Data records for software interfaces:
___

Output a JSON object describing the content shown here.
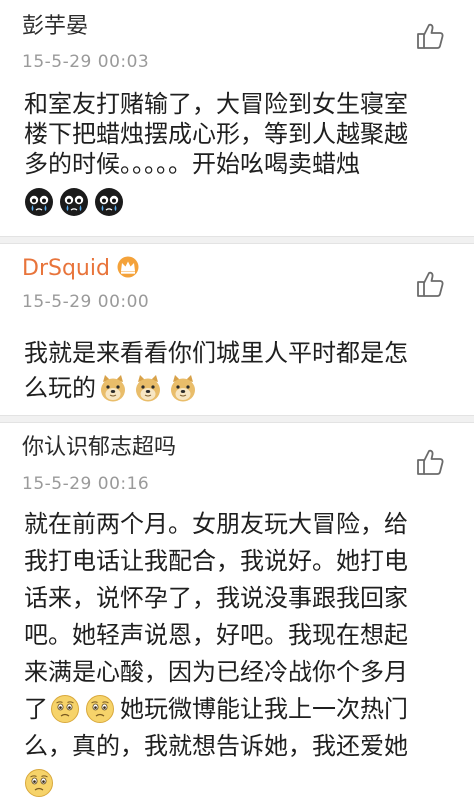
{
  "comments": [
    {
      "username": "彭芋晏",
      "timestamp": "15-5-29 00:03",
      "lines": [
        "和室友打赌输了，大冒险到女生寝室",
        "楼下把蜡烛摆成心形，等到人越聚越",
        "多的时候。。。。。开始吆喝卖蜡烛"
      ],
      "emoji_row": [
        "cry-mask-icon",
        "cry-mask-icon",
        "cry-mask-icon"
      ]
    },
    {
      "username": "DrSquid",
      "badge": "vip-crown-icon",
      "timestamp": "15-5-29 00:00",
      "lines": [
        "我就是来看看你们城里人平时都是怎",
        "么玩的"
      ],
      "emoji_inline": [
        "doge-icon",
        "doge-icon",
        "doge-icon"
      ]
    },
    {
      "username": "你认识郁志超吗",
      "timestamp": "15-5-29 00:16",
      "lines": [
        "就在前两个月。女朋友玩大冒险，给",
        "我打电话让我配合，我说好。她打电",
        "话来，说怀孕了，我说没事跟我回家",
        "吧。她轻声说恩，好吧。我现在想起",
        "来满是心酸，因为已经冷战你个多月",
        "了",
        "她玩微博能让我上一次热门",
        "么，真的，我就想告诉她，我还爱她"
      ],
      "emoji_inline": [
        "sad-face-icon",
        "sad-face-icon"
      ],
      "emoji_row": [
        "sad-face-icon"
      ]
    }
  ],
  "colors": {
    "username_normal": "#2b2b2b",
    "username_vip": "#e8743b",
    "timestamp": "#9a9a9a",
    "divider": "#f1f1f1"
  },
  "icons": {
    "like": "thumbs-up-icon"
  }
}
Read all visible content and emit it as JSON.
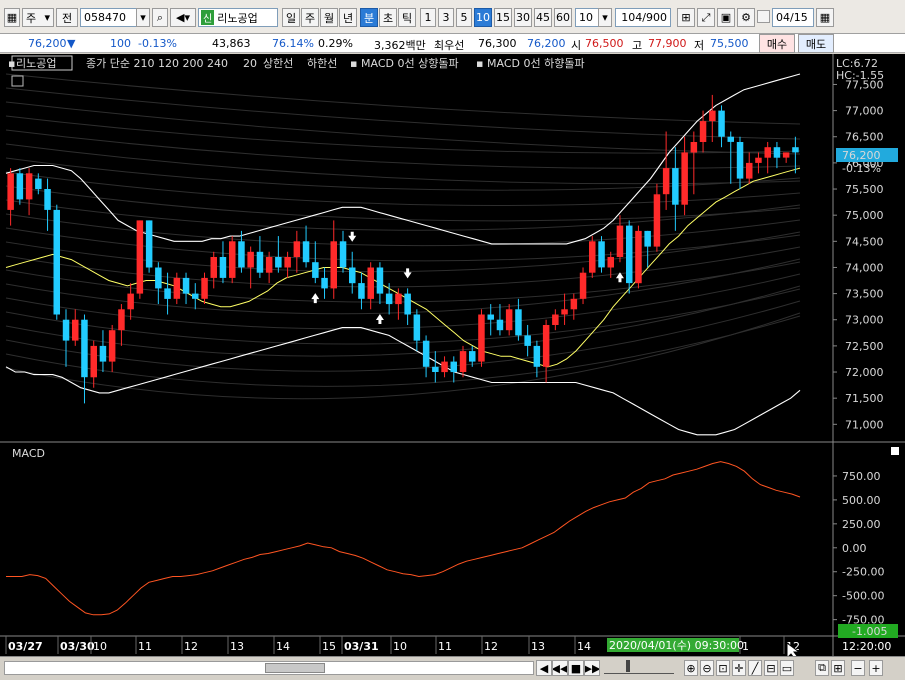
{
  "toolbar": {
    "market": "주",
    "period_type": "전",
    "stock_code": "058470",
    "credit_badge": "신",
    "stock_name": "리노공업",
    "intervals": [
      "일",
      "주",
      "월",
      "년",
      "분",
      "초",
      "틱"
    ],
    "selected_interval": "분",
    "minute_options": [
      "1",
      "3",
      "5",
      "10",
      "15",
      "30",
      "45",
      "60"
    ],
    "selected_minute": "10",
    "count_value": "10",
    "page_counter": "104/900",
    "date_value": "04/15"
  },
  "quote": {
    "price": "76,200",
    "direction_icon": "▼",
    "change": "100",
    "change_pct": "-0.13%",
    "volume": "43,863",
    "volume_ratio": "76.14%",
    "turnover": "0.29%",
    "trade_value": "3,362백만",
    "best_bid_label": "최우선",
    "best_ask": "76,300",
    "best_bid": "76,200",
    "open_label": "시",
    "open": "76,500",
    "high_label": "고",
    "high": "77,900",
    "low_label": "저",
    "low": "75,500",
    "buy_button": "매수",
    "sell_button": "매도"
  },
  "legend": {
    "stock_tag": "리노공업",
    "faded_text": "종가 단순 210 120 200 240",
    "ma_label": "20",
    "upper_label": "상한선",
    "lower_label": "하한선",
    "macd_up_label": "MACD 0선 상향돌파",
    "macd_down_label": "MACD 0선 하향돌파",
    "lc": "LC:6.72",
    "hc": "HC:-1.55",
    "price_tag": "76,200",
    "price_tag_pct": "-0.13%",
    "macd_title": "MACD",
    "macd_value_tag": "-1.005",
    "crosshair_time": "2020/04/01(수) 09:30:00",
    "clock": "12:20:00"
  },
  "price_axis": [
    "77,500",
    "77,000",
    "76,500",
    "76,000",
    "75,500",
    "75,000",
    "74,500",
    "74,000",
    "73,500",
    "73,000",
    "72,500",
    "72,000",
    "71,500",
    "71,000"
  ],
  "macd_axis": [
    "750.00",
    "500.00",
    "250.00",
    "0.00",
    "-250.00",
    "-500.00",
    "-750.00"
  ],
  "time_axis": [
    "03/27",
    "03/30",
    "10",
    "11",
    "12",
    "13",
    "14",
    "15",
    "03/31",
    "10",
    "11",
    "12",
    "13",
    "14",
    "1",
    "12"
  ],
  "colors": {
    "up": "#ff2a2a",
    "down": "#22ccff",
    "ma": "#ffff66",
    "band": "#ffffff",
    "macd": "#ff5522",
    "label_red": "#ff4444"
  },
  "chart_data": {
    "type": "candlestick",
    "x_unit": "10-minute bars, 2020/03/27 to 2020/04/01",
    "ylim": [
      70700,
      77700
    ],
    "candles": [
      {
        "o": 75100,
        "h": 75900,
        "l": 74800,
        "c": 75800
      },
      {
        "o": 75800,
        "h": 75900,
        "l": 75200,
        "c": 75300
      },
      {
        "o": 75300,
        "h": 75900,
        "l": 75000,
        "c": 75800
      },
      {
        "o": 75700,
        "h": 75800,
        "l": 75400,
        "c": 75500
      },
      {
        "o": 75500,
        "h": 75700,
        "l": 74700,
        "c": 75100
      },
      {
        "o": 75100,
        "h": 75200,
        "l": 73000,
        "c": 73100
      },
      {
        "o": 73000,
        "h": 73200,
        "l": 72100,
        "c": 72600
      },
      {
        "o": 72600,
        "h": 73200,
        "l": 72500,
        "c": 73000
      },
      {
        "o": 73000,
        "h": 73100,
        "l": 71400,
        "c": 71900
      },
      {
        "o": 71900,
        "h": 72600,
        "l": 71700,
        "c": 72500
      },
      {
        "o": 72500,
        "h": 72800,
        "l": 72000,
        "c": 72200
      },
      {
        "o": 72200,
        "h": 72900,
        "l": 72000,
        "c": 72800
      },
      {
        "o": 72800,
        "h": 73300,
        "l": 72500,
        "c": 73200
      },
      {
        "o": 73200,
        "h": 73700,
        "l": 73000,
        "c": 73500
      },
      {
        "o": 73500,
        "h": 74900,
        "l": 73400,
        "c": 74900
      },
      {
        "o": 74900,
        "h": 74900,
        "l": 73900,
        "c": 74000
      },
      {
        "o": 74000,
        "h": 74100,
        "l": 73300,
        "c": 73600
      },
      {
        "o": 73600,
        "h": 73900,
        "l": 73100,
        "c": 73400
      },
      {
        "o": 73400,
        "h": 73900,
        "l": 73300,
        "c": 73800
      },
      {
        "o": 73800,
        "h": 73900,
        "l": 73300,
        "c": 73500
      },
      {
        "o": 73500,
        "h": 73700,
        "l": 73200,
        "c": 73400
      },
      {
        "o": 73400,
        "h": 73900,
        "l": 73300,
        "c": 73800
      },
      {
        "o": 73800,
        "h": 74300,
        "l": 73600,
        "c": 74200
      },
      {
        "o": 74200,
        "h": 74500,
        "l": 73700,
        "c": 73800
      },
      {
        "o": 73800,
        "h": 74600,
        "l": 73700,
        "c": 74500
      },
      {
        "o": 74500,
        "h": 74700,
        "l": 73900,
        "c": 74000
      },
      {
        "o": 74000,
        "h": 74400,
        "l": 73600,
        "c": 74300
      },
      {
        "o": 74300,
        "h": 74600,
        "l": 73800,
        "c": 73900
      },
      {
        "o": 73900,
        "h": 74300,
        "l": 73700,
        "c": 74200
      },
      {
        "o": 74200,
        "h": 74600,
        "l": 73900,
        "c": 74000
      },
      {
        "o": 74000,
        "h": 74300,
        "l": 73800,
        "c": 74200
      },
      {
        "o": 74200,
        "h": 74700,
        "l": 73900,
        "c": 74500
      },
      {
        "o": 74500,
        "h": 74800,
        "l": 74000,
        "c": 74100
      },
      {
        "o": 74100,
        "h": 74500,
        "l": 73700,
        "c": 73800
      },
      {
        "o": 73800,
        "h": 74000,
        "l": 73400,
        "c": 73600
      },
      {
        "o": 73600,
        "h": 74900,
        "l": 73400,
        "c": 74500
      },
      {
        "o": 74500,
        "h": 74700,
        "l": 73900,
        "c": 74000
      },
      {
        "o": 74000,
        "h": 74300,
        "l": 73500,
        "c": 73700
      },
      {
        "o": 73700,
        "h": 73900,
        "l": 73200,
        "c": 73400
      },
      {
        "o": 73400,
        "h": 74100,
        "l": 73200,
        "c": 74000
      },
      {
        "o": 74000,
        "h": 74100,
        "l": 73300,
        "c": 73500
      },
      {
        "o": 73500,
        "h": 73700,
        "l": 73100,
        "c": 73300
      },
      {
        "o": 73300,
        "h": 73600,
        "l": 73000,
        "c": 73500
      },
      {
        "o": 73500,
        "h": 73600,
        "l": 72900,
        "c": 73100
      },
      {
        "o": 73100,
        "h": 73200,
        "l": 72400,
        "c": 72600
      },
      {
        "o": 72600,
        "h": 72700,
        "l": 71900,
        "c": 72100
      },
      {
        "o": 72100,
        "h": 72400,
        "l": 71800,
        "c": 72000
      },
      {
        "o": 72000,
        "h": 72300,
        "l": 71900,
        "c": 72200
      },
      {
        "o": 72200,
        "h": 72300,
        "l": 71800,
        "c": 72000
      },
      {
        "o": 72000,
        "h": 72500,
        "l": 71900,
        "c": 72400
      },
      {
        "o": 72400,
        "h": 72500,
        "l": 72100,
        "c": 72200
      },
      {
        "o": 72200,
        "h": 73200,
        "l": 72100,
        "c": 73100
      },
      {
        "o": 73100,
        "h": 73300,
        "l": 72700,
        "c": 73000
      },
      {
        "o": 73000,
        "h": 73300,
        "l": 72700,
        "c": 72800
      },
      {
        "o": 72800,
        "h": 73300,
        "l": 72700,
        "c": 73200
      },
      {
        "o": 73200,
        "h": 73400,
        "l": 72600,
        "c": 72700
      },
      {
        "o": 72700,
        "h": 72900,
        "l": 72300,
        "c": 72500
      },
      {
        "o": 72500,
        "h": 72600,
        "l": 71900,
        "c": 72100
      },
      {
        "o": 72100,
        "h": 73000,
        "l": 71800,
        "c": 72900
      },
      {
        "o": 72900,
        "h": 73200,
        "l": 72800,
        "c": 73100
      },
      {
        "o": 73100,
        "h": 73500,
        "l": 72900,
        "c": 73200
      },
      {
        "o": 73200,
        "h": 73500,
        "l": 73000,
        "c": 73400
      },
      {
        "o": 73400,
        "h": 74000,
        "l": 73300,
        "c": 73900
      },
      {
        "o": 73900,
        "h": 74600,
        "l": 73800,
        "c": 74500
      },
      {
        "o": 74500,
        "h": 74600,
        "l": 73900,
        "c": 74000
      },
      {
        "o": 74000,
        "h": 74300,
        "l": 73800,
        "c": 74200
      },
      {
        "o": 74200,
        "h": 75000,
        "l": 74100,
        "c": 74800
      },
      {
        "o": 74800,
        "h": 74900,
        "l": 73500,
        "c": 73700
      },
      {
        "o": 73700,
        "h": 74800,
        "l": 73600,
        "c": 74700
      },
      {
        "o": 74700,
        "h": 74700,
        "l": 74000,
        "c": 74400
      },
      {
        "o": 74400,
        "h": 75600,
        "l": 74300,
        "c": 75400
      },
      {
        "o": 75400,
        "h": 76600,
        "l": 75100,
        "c": 75900
      },
      {
        "o": 75900,
        "h": 76300,
        "l": 74700,
        "c": 75200
      },
      {
        "o": 75200,
        "h": 76500,
        "l": 75000,
        "c": 76200
      },
      {
        "o": 76200,
        "h": 76600,
        "l": 75400,
        "c": 76400
      },
      {
        "o": 76400,
        "h": 77000,
        "l": 76200,
        "c": 76800
      },
      {
        "o": 76800,
        "h": 77300,
        "l": 76400,
        "c": 77000
      },
      {
        "o": 77000,
        "h": 77100,
        "l": 76300,
        "c": 76500
      },
      {
        "o": 76500,
        "h": 76600,
        "l": 75600,
        "c": 76400
      },
      {
        "o": 76400,
        "h": 76500,
        "l": 75500,
        "c": 75700
      },
      {
        "o": 75700,
        "h": 76200,
        "l": 75600,
        "c": 76000
      },
      {
        "o": 76000,
        "h": 76200,
        "l": 75800,
        "c": 76100
      },
      {
        "o": 76100,
        "h": 76400,
        "l": 75800,
        "c": 76300
      },
      {
        "o": 76300,
        "h": 76400,
        "l": 75900,
        "c": 76100
      },
      {
        "o": 76100,
        "h": 76200,
        "l": 76000,
        "c": 76200
      },
      {
        "o": 76300,
        "h": 76500,
        "l": 75800,
        "c": 76200
      }
    ],
    "ma20": [
      74000,
      74050,
      74100,
      74150,
      74200,
      74250,
      74200,
      74150,
      74050,
      73950,
      73850,
      73750,
      73700,
      73650,
      73700,
      73750,
      73750,
      73700,
      73650,
      73550,
      73450,
      73350,
      73300,
      73250,
      73250,
      73300,
      73350,
      73450,
      73550,
      73700,
      73800,
      73850,
      73900,
      73950,
      74000,
      74000,
      74000,
      73950,
      73900,
      73800,
      73700,
      73600,
      73500,
      73400,
      73300,
      73200,
      73050,
      72900,
      72750,
      72600,
      72500,
      72400,
      72350,
      72300,
      72300,
      72250,
      72200,
      72150,
      72100,
      72150,
      72250,
      72400,
      72600,
      72800,
      73000,
      73250,
      73450,
      73650,
      73850,
      74050,
      74250,
      74450,
      74600,
      74800,
      74950,
      75100,
      75250,
      75350,
      75450,
      75550,
      75650,
      75700,
      75750,
      75800,
      75850,
      75900
    ],
    "upper_band": [
      75800,
      75850,
      75900,
      75950,
      75950,
      75950,
      75900,
      75850,
      75700,
      75500,
      75300,
      75100,
      74900,
      74800,
      74700,
      74650,
      74600,
      74550,
      74500,
      74500,
      74500,
      74500,
      74550,
      74550,
      74600,
      74600,
      74650,
      74700,
      74750,
      74800,
      74850,
      74900,
      74950,
      75000,
      75050,
      75100,
      75150,
      75150,
      75150,
      75100,
      75050,
      75000,
      74950,
      74900,
      74850,
      74800,
      74750,
      74700,
      74650,
      74600,
      74550,
      74500,
      74450,
      74450,
      74450,
      74450,
      74450,
      74450,
      74450,
      74450,
      74450,
      74500,
      74550,
      74650,
      74750,
      74900,
      75100,
      75300,
      75500,
      75700,
      75950,
      76200,
      76400,
      76600,
      76800,
      76950,
      77100,
      77200,
      77300,
      77400,
      77450,
      77500,
      77550,
      77600,
      77650,
      77700
    ],
    "lower_band": [
      72100,
      72000,
      72000,
      71950,
      71950,
      71950,
      71900,
      71800,
      71700,
      71650,
      71600,
      71600,
      71650,
      71700,
      71750,
      71800,
      71850,
      71900,
      71950,
      72000,
      72050,
      72100,
      72150,
      72200,
      72250,
      72300,
      72350,
      72400,
      72450,
      72500,
      72550,
      72600,
      72650,
      72700,
      72750,
      72800,
      72850,
      72850,
      72850,
      72800,
      72750,
      72700,
      72600,
      72500,
      72400,
      72300,
      72200,
      72100,
      72000,
      71950,
      71900,
      71850,
      71800,
      71800,
      71800,
      71800,
      71800,
      71800,
      71800,
      71800,
      71800,
      71800,
      71750,
      71700,
      71650,
      71600,
      71500,
      71400,
      71300,
      71200,
      71100,
      71000,
      70900,
      70850,
      70800,
      70800,
      70800,
      70850,
      70900,
      71000,
      71100,
      71200,
      71300,
      71400,
      71500,
      71650
    ],
    "macd": [
      -300,
      -300,
      -300,
      -280,
      -290,
      -320,
      -400,
      -480,
      -560,
      -620,
      -680,
      -700,
      -700,
      -690,
      -650,
      -580,
      -500,
      -420,
      -360,
      -340,
      -320,
      -300,
      -300,
      -290,
      -280,
      -260,
      -240,
      -210,
      -180,
      -150,
      -120,
      -100,
      -70,
      -60,
      -40,
      -20,
      0,
      20,
      50,
      30,
      10,
      0,
      -40,
      -60,
      -80,
      -110,
      -150,
      -190,
      -230,
      -250,
      -270,
      -280,
      -300,
      -290,
      -280,
      -250,
      -210,
      -170,
      -140,
      -120,
      -100,
      -80,
      -60,
      -40,
      -20,
      0,
      40,
      80,
      120,
      160,
      220,
      280,
      330,
      380,
      420,
      450,
      480,
      500,
      520,
      580,
      620,
      680,
      700,
      720,
      760,
      780,
      800,
      820,
      850,
      880,
      900,
      880,
      850,
      800,
      720,
      660,
      630,
      600,
      580,
      560,
      530
    ]
  }
}
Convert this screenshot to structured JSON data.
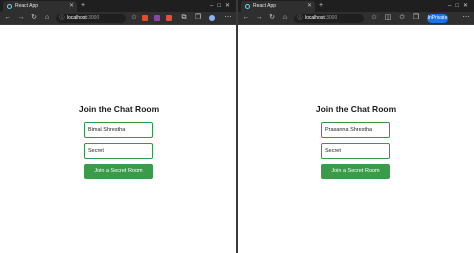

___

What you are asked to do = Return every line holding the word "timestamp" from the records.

Answer box =
      "timestamp": "15-5-29 00:03",
      "timestamp": "15-5-29 00:00",
      "timestamp": "15-5-29 00:16",
    "timestamp": "#9a9a9a",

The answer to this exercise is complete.